Stored entries
******************************
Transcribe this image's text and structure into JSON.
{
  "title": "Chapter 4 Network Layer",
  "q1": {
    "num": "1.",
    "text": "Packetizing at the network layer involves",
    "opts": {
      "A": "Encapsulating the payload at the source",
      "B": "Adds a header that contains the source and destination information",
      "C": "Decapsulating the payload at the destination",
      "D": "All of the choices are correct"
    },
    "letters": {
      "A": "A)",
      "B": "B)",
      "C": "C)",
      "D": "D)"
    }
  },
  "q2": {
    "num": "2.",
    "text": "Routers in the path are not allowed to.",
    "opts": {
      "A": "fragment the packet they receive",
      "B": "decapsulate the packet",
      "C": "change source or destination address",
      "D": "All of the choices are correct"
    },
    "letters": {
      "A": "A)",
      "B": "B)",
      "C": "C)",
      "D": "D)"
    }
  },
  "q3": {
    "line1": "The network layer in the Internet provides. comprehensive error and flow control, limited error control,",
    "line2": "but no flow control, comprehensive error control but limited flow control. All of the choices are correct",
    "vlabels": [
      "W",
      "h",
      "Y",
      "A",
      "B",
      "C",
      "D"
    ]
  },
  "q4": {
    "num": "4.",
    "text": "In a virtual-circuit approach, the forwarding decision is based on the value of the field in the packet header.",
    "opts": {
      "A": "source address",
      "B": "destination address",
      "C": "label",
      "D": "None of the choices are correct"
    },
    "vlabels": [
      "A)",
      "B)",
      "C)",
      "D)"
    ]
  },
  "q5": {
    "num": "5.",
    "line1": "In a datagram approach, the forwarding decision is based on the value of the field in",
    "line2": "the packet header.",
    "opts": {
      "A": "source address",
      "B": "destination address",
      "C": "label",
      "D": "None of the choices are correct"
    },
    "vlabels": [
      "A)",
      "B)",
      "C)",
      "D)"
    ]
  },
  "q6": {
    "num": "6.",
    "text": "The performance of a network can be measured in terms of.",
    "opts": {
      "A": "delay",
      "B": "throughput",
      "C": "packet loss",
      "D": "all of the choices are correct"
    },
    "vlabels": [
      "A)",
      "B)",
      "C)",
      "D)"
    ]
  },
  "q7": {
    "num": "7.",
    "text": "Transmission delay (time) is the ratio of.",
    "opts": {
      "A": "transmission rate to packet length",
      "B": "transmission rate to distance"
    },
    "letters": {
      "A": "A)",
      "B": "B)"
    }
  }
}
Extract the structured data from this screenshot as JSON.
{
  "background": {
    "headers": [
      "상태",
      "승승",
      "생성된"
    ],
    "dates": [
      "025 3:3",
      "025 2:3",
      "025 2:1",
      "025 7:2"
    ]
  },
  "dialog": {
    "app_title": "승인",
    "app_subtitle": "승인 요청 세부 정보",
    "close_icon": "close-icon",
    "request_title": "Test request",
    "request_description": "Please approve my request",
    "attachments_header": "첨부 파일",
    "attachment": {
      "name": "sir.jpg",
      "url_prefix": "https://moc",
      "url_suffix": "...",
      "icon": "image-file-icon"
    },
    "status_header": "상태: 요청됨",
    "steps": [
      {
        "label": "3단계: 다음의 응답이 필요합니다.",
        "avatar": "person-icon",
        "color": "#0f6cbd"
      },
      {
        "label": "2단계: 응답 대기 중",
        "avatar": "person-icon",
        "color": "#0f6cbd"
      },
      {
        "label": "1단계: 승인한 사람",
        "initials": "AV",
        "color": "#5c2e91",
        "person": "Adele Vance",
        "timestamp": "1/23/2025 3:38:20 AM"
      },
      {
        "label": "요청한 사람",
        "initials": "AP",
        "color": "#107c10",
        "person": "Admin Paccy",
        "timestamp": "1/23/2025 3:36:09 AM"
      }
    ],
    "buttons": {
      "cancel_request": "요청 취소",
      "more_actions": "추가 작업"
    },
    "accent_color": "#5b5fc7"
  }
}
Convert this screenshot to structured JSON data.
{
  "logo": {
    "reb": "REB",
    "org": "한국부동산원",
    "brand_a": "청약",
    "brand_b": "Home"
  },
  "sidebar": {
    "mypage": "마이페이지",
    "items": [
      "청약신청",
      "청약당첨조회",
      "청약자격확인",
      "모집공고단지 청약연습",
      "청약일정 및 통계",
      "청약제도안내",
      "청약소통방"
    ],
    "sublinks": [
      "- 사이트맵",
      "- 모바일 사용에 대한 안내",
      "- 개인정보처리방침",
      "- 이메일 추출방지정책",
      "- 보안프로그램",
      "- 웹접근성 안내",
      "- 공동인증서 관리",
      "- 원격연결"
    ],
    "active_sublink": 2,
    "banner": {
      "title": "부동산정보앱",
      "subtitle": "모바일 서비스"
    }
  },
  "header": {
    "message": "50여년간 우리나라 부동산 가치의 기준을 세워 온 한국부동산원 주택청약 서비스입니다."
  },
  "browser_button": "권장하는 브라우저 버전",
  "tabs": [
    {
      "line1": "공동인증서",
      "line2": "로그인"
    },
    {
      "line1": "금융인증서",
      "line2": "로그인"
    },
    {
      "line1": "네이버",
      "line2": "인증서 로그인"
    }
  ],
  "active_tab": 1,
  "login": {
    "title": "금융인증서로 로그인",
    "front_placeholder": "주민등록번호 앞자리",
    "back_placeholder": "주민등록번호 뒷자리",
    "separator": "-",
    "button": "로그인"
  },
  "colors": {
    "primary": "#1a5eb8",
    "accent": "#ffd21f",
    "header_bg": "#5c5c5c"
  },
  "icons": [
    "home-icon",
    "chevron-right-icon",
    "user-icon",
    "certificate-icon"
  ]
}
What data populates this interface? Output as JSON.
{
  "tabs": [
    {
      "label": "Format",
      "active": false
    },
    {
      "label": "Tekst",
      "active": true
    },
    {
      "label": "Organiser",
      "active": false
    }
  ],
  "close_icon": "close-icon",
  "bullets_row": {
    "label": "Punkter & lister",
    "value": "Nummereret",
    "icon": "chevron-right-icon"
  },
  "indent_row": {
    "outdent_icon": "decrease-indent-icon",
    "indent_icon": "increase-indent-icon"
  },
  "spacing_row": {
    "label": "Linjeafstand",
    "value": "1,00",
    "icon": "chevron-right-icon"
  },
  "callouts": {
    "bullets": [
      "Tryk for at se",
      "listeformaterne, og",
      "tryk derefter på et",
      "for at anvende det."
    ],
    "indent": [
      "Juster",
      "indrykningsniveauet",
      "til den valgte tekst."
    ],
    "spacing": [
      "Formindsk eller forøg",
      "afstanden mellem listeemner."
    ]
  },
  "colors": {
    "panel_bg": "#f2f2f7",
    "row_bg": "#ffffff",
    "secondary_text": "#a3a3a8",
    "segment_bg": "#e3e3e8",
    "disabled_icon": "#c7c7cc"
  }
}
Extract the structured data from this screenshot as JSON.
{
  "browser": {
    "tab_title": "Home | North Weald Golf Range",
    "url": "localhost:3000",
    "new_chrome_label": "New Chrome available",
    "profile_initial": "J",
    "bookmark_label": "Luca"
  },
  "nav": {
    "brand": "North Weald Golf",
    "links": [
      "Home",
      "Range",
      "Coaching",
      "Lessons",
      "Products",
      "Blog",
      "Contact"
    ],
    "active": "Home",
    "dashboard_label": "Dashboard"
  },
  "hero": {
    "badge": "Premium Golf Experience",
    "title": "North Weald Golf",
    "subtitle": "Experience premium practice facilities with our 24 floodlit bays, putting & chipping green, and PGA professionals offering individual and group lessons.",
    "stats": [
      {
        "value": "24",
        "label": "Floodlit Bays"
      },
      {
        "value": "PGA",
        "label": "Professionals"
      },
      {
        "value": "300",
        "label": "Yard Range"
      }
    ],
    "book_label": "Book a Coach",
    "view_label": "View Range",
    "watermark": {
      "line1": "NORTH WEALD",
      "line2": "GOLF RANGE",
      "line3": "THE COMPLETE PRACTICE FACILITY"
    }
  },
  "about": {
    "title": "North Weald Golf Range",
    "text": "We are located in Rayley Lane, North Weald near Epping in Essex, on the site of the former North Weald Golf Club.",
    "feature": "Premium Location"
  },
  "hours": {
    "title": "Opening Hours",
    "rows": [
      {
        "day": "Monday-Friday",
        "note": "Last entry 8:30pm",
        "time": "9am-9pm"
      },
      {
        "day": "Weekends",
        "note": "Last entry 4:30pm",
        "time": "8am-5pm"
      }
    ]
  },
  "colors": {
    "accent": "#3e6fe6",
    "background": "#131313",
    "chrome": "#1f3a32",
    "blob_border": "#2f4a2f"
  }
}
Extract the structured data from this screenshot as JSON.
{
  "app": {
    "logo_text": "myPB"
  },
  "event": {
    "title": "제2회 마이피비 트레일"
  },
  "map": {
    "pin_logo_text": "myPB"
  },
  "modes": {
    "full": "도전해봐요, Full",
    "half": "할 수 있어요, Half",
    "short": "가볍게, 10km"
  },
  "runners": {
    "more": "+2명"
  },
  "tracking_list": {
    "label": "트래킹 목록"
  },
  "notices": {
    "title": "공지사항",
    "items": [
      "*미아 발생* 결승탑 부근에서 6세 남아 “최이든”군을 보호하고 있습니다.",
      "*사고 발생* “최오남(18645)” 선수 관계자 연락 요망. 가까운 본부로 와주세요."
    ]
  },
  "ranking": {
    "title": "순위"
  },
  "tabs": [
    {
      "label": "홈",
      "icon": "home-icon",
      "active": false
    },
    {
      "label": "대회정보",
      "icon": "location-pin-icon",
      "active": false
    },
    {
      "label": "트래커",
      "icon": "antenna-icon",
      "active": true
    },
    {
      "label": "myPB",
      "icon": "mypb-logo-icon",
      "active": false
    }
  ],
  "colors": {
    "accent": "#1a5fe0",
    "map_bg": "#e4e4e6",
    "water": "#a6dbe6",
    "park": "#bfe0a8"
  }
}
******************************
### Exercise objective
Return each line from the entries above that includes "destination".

### Finished task
      "B": "Adds a header that contains the source and destination information",
      "C": "Decapsulating the payload at the destination",
      "C": "change source or destination address",
      "B": "destination address",
      "B": "destination address",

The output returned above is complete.